**Assignment**
Retype all of the entries precisely.
Dataset content Start Marker
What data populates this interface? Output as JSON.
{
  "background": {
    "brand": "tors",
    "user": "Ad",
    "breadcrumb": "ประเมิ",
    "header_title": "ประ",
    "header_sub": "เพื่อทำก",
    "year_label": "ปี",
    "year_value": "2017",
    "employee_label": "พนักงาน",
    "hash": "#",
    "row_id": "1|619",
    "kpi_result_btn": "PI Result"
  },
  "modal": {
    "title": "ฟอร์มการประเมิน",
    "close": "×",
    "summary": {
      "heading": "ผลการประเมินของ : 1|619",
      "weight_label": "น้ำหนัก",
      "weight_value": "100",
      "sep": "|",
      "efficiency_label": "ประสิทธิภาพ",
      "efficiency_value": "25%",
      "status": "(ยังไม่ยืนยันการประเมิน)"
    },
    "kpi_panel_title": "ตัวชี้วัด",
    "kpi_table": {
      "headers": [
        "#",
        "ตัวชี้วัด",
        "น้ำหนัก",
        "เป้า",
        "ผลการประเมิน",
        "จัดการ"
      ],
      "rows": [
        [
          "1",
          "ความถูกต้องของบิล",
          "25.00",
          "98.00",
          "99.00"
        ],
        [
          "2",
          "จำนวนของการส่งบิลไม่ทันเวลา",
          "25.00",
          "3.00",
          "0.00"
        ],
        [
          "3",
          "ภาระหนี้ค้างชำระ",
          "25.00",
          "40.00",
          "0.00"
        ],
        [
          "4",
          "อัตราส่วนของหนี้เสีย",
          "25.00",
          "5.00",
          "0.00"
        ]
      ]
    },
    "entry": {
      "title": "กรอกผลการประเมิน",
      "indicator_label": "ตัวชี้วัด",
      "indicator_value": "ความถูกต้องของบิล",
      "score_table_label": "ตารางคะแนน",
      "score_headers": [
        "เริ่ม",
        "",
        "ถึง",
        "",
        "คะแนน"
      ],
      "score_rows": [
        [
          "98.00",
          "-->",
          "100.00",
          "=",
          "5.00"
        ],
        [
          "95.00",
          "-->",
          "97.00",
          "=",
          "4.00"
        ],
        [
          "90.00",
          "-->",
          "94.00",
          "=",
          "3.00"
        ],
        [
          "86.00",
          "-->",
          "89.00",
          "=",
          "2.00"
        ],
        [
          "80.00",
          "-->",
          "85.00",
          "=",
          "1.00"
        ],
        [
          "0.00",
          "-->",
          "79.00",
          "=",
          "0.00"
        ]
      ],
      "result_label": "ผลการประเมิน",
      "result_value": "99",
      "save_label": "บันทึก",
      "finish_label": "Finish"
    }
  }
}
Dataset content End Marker
**Response box**
What data populates this interface? Output as JSON.
{
  "background": {
    "brand": "tors",
    "user": "Ad",
    "breadcrumb": "ประเมิ",
    "header_title": "ประ",
    "header_sub": "เพื่อทำก",
    "year_label": "ปี",
    "year_value": "2017",
    "employee_label": "พนักงาน",
    "hash": "#",
    "row_id": "1|619",
    "kpi_result_btn": "PI Result"
  },
  "modal": {
    "title": "ฟอร์มการประเมิน",
    "close": "×",
    "summary": {
      "heading": "ผลการประเมินของ : 1|619",
      "weight_label": "น้ำหนัก",
      "weight_value": "100",
      "sep": "|",
      "efficiency_label": "ประสิทธิภาพ",
      "efficiency_value": "25%",
      "status": "(ยังไม่ยืนยันการประเมิน)"
    },
    "kpi_panel_title": "ตัวชี้วัด",
    "kpi_table": {
      "headers": [
        "#",
        "ตัวชี้วัด",
        "น้ำหนัก",
        "เป้า",
        "ผลการประเมิน",
        "จัดการ"
      ],
      "rows": [
        [
          "1",
          "ความถูกต้องของบิล",
          "25.00",
          "98.00",
          "99.00"
        ],
        [
          "2",
          "จำนวนของการส่งบิลไม่ทันเวลา",
          "25.00",
          "3.00",
          "0.00"
        ],
        [
          "3",
          "ภาระหนี้ค้างชำระ",
          "25.00",
          "40.00",
          "0.00"
        ],
        [
          "4",
          "อัตราส่วนของหนี้เสีย",
          "25.00",
          "5.00",
          "0.00"
        ]
      ]
    },
    "entry": {
      "title": "กรอกผลการประเมิน",
      "indicator_label": "ตัวชี้วัด",
      "indicator_value": "ความถูกต้องของบิล",
      "score_table_label": "ตารางคะแนน",
      "score_headers": [
        "เริ่ม",
        "",
        "ถึง",
        "",
        "คะแนน"
      ],
      "score_rows": [
        [
          "98.00",
          "-->",
          "100.00",
          "=",
          "5.00"
        ],
        [
          "95.00",
          "-->",
          "97.00",
          "=",
          "4.00"
        ],
        [
          "90.00",
          "-->",
          "94.00",
          "=",
          "3.00"
        ],
        [
          "86.00",
          "-->",
          "89.00",
          "=",
          "2.00"
        ],
        [
          "80.00",
          "-->",
          "85.00",
          "=",
          "1.00"
        ],
        [
          "0.00",
          "-->",
          "79.00",
          "=",
          "0.00"
        ]
      ],
      "result_label": "ผลการประเมิน",
      "result_value": "99",
      "save_label": "บันทึก",
      "finish_label": "Finish"
    }
  }
}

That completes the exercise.